At the end of The Little Schemer, the authors lead you step-by-step through the process of deriving the Y Combinator. They do this repeatedly abstracting a `length`

function–and then magically, the Y Combinator appears. It is a pretty neat trick, and certainly mind-bending on your first read through the book.

Since Javascript has first-class functions, we can derive the Y Combinator in Javascript as well. I will take a different approach than *The Little Schemer*. This approach owes a lot to a couple of blog posts I read on the subject^{1}.

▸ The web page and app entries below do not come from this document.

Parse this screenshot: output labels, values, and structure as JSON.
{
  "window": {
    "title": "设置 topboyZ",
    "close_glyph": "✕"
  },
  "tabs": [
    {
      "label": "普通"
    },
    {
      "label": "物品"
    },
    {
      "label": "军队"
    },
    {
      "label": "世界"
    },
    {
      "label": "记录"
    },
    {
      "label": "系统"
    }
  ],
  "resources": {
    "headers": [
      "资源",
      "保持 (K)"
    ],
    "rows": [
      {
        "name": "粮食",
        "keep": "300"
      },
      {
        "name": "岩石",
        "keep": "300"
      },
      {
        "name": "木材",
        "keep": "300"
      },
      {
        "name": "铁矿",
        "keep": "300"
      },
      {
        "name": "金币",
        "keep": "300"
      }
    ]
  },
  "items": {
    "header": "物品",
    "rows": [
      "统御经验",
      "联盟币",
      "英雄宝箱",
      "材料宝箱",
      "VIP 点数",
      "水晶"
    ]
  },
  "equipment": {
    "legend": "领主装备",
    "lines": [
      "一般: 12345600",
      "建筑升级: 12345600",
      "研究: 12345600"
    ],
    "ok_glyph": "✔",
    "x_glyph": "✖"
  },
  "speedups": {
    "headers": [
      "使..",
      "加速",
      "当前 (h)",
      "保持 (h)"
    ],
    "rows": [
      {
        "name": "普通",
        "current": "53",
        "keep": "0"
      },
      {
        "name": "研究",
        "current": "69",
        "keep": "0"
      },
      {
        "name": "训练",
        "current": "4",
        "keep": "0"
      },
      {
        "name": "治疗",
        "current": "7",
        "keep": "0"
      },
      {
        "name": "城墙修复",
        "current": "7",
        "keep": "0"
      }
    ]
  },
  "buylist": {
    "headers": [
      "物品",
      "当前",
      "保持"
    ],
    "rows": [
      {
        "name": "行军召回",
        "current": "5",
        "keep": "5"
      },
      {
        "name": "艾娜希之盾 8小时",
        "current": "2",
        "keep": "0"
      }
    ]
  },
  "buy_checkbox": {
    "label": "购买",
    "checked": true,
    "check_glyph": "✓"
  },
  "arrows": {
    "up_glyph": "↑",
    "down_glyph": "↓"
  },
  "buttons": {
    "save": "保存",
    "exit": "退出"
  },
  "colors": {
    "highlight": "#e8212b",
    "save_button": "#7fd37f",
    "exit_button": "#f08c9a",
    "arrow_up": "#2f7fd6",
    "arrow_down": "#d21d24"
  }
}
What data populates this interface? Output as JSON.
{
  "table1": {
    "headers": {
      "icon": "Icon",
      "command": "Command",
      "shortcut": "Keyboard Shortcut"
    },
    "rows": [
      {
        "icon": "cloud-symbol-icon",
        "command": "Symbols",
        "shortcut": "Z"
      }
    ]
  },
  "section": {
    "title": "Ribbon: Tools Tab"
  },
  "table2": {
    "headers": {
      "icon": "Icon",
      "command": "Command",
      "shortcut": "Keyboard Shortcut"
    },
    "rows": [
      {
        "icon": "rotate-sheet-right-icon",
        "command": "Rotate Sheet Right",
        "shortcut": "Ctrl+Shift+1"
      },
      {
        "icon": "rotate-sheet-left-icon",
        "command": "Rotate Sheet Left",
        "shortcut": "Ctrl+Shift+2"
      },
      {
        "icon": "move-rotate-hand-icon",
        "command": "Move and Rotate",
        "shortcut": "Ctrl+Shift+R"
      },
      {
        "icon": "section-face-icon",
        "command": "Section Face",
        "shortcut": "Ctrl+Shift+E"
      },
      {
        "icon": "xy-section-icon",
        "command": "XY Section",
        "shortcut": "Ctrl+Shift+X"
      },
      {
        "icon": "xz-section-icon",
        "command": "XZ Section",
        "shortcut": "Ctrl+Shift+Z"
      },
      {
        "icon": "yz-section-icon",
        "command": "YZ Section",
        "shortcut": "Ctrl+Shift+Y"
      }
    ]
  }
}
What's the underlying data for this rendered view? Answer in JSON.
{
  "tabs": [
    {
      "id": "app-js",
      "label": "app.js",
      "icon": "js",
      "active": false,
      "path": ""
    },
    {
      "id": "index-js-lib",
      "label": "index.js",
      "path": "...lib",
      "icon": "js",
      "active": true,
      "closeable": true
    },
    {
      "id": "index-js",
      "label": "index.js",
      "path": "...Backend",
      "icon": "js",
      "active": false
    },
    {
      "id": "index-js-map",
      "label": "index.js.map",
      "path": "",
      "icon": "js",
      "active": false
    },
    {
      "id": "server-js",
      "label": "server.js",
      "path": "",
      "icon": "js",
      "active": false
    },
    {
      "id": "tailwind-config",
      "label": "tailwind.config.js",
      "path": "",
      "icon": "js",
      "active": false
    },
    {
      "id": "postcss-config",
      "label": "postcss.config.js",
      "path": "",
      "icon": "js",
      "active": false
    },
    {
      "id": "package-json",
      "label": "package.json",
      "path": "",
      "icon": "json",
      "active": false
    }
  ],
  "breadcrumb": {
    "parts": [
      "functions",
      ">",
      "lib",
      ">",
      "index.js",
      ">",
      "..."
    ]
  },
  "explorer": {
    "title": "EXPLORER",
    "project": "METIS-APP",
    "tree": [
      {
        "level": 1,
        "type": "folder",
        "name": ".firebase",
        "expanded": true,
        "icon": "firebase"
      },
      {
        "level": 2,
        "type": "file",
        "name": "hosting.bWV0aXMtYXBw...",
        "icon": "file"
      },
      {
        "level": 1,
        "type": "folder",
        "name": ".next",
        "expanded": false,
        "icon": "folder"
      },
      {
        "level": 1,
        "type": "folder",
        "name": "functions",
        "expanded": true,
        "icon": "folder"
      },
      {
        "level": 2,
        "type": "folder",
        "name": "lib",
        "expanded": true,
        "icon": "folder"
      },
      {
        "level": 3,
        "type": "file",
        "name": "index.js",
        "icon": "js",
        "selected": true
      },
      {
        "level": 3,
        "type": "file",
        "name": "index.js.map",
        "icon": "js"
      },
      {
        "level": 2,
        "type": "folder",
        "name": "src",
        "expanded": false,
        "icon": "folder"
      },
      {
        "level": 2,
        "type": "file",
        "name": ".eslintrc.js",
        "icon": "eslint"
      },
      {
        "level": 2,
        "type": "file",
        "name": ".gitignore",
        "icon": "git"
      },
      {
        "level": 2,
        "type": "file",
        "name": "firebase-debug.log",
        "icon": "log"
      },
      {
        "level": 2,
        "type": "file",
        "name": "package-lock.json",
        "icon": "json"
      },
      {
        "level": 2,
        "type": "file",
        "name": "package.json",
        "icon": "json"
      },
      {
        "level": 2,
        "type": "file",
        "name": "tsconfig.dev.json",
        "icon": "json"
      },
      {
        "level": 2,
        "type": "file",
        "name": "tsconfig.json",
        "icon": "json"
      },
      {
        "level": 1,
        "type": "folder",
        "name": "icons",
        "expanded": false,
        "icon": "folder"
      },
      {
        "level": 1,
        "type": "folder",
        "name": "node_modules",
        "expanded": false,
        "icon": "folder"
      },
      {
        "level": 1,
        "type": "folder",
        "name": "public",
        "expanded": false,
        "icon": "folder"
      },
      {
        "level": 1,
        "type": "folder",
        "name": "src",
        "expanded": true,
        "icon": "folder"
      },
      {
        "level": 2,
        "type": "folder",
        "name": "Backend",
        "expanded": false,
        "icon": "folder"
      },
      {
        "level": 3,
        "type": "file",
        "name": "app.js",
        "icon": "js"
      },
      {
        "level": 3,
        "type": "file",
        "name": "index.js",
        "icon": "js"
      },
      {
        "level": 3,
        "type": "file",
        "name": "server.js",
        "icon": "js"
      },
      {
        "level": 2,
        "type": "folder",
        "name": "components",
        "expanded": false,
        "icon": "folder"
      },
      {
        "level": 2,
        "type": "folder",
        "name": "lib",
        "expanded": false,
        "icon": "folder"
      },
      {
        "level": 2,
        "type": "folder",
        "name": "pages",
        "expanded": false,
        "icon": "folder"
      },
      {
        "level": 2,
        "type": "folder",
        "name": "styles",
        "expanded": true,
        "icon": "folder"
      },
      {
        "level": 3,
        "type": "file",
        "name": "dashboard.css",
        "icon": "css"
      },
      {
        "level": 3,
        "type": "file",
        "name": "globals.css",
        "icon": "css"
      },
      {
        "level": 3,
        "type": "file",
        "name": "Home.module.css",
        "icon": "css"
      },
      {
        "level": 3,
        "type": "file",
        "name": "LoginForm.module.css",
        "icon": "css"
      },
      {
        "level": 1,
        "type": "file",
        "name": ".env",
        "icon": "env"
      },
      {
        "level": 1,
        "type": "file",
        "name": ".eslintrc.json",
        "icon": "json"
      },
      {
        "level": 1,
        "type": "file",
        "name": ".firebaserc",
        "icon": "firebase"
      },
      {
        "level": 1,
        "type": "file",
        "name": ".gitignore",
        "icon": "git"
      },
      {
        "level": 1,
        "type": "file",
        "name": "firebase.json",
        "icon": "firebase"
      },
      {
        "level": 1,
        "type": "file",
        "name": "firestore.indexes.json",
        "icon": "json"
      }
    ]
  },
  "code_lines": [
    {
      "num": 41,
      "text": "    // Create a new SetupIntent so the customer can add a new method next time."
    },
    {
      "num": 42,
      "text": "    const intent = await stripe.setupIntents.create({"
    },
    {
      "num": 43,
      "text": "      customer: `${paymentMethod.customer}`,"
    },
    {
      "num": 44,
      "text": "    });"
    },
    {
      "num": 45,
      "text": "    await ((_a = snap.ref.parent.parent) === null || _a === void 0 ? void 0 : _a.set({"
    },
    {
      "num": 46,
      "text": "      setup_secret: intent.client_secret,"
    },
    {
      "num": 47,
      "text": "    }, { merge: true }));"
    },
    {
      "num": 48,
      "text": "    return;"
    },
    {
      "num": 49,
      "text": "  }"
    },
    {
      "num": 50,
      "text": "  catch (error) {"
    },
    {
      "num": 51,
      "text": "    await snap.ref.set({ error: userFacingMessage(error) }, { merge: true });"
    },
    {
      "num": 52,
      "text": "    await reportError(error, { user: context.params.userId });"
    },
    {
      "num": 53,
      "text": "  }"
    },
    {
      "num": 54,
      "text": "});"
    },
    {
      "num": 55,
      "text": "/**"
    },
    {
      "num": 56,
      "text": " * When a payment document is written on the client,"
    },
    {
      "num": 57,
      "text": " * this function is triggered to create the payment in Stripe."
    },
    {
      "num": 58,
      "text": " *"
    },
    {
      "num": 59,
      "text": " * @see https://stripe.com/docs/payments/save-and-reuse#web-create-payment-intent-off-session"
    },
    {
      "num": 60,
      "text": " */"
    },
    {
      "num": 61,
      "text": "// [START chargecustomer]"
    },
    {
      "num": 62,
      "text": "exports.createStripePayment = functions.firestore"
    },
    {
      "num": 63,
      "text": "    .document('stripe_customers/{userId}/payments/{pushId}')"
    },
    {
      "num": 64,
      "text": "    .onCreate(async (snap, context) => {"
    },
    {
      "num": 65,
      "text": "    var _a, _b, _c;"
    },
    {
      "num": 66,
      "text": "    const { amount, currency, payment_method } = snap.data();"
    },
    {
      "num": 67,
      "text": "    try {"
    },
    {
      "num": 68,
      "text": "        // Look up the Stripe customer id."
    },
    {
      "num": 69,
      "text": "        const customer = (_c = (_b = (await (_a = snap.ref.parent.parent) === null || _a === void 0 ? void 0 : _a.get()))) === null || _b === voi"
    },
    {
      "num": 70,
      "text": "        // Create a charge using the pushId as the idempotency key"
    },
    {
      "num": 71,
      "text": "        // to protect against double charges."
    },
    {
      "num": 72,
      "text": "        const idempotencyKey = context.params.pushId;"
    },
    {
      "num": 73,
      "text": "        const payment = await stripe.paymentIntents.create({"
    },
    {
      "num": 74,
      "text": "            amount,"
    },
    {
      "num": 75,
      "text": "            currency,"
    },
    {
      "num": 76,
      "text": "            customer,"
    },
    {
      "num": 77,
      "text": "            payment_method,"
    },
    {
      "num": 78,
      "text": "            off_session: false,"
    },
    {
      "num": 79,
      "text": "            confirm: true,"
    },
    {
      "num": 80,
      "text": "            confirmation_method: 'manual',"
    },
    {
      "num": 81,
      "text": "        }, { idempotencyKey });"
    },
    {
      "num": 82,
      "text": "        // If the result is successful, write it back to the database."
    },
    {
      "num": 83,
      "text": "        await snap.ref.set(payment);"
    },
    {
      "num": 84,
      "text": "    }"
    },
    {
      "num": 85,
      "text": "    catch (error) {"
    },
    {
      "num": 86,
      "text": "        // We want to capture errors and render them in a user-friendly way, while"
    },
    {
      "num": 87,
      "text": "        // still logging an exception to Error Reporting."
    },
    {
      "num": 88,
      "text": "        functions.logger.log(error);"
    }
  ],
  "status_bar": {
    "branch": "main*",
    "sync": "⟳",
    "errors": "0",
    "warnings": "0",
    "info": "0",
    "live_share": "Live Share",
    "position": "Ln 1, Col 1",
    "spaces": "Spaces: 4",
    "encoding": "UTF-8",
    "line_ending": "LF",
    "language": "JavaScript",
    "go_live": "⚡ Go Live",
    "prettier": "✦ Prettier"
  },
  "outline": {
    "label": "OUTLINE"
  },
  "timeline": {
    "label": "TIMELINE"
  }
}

Since this is a post about recursive functions, then we can use that old chesnut, `factorial`

. Here is a possible implementation of `factorial`

in Javascript:

Let’s start by making a non-recursive `basicFactorial`

, which we’ll call `nonRecursive`

:

All we’ve done here is replace the recursive call of `basicFactorial`

. Instead, we pass in a function that will get called. We can pass any function that returns something that supports the `*`

operator:

But it starts to get a little interesting when we pass `basicFactorial`

in there. Then we get back … `basicFactorial`

!

In other words, `basicFactorial`

is a fixed point of the function `nonRecursive`

.

This is pointless in this case, since we have defined `basicFactorial`

already. But suppose we had not defined `basicFactorial`

. Wouldn’t it be nice if there was a function that we could pass `nonRecursive`

to that would return the fixed point of it, i.e. the `factorial`

function?

That is what the Y Combinator does. Pass `nonRecursive`

to `Y`

, and out comes the factorial function:

Note that:

Or in other words:

So if we have `Y`

, we do not need to define `basicFactorial`

*at all*, we let `Y`

derive it from the non-recursive function `nonRecursive`

. Now let’s look at it from the other direction, and build up to `Y`

. Here again, is the functional `nonRecursive`

that we want to calculate the fixed point of:

As noted above, pass `basicFactorial`

in, and `nonRecursive`

returns `basicFactorial`

. Notice that we have pretty much defined factorial in the body of `nonRecursive`

: `return n === 0 ? 1 : n * f(n-1);`

–why not use that? So here’s our next try: Apply `nonRecursive`

to itself. This requires a small change to the body of `nonRecursive`

, to self-apply the passed-in function to get the body out and apply it to the inner argument.

Now we want to isolate the fixed point function. Let’s wrap that in a function `g`

:

Since inner function `g`

does not depend on anything in closure, we can pull it out:

The pulled-out function may look familiar–it’s `nonRecursive`

again. Here’s what’s left over after `g`

(a.k.a. `nonRecursive`

) is pulled out; let’s call it `almostY`

:

We’ve pulled `g`

out of `almostY`

, but `almostY`

still depends on `g`

. The final step is to wrap `almostY`

in a function that takes the functional `g`

as an argument. Then `almostY`

will have no dependencies.

So, let’s wrap it in a function that takes our non-recursive factorial functional and returns the fixed point of it. And since this is the last step, let’s call that function `Y`

:

Holy crap! It works! But it’s not just for factorial–`Y`

will provide a fixed point for any unary function, e.g.

As presented, this version of `Y`

can only handle unary functions, and it will blow up the stack for relatively low values of `n`

. It is straightforward to extend `Y`

to handle functions of any arity, and to memoize it.

- I found these articles helpful: Fixed-point combinators in JavaScript: Memoizing recursive functions and Deriving the Y combinator.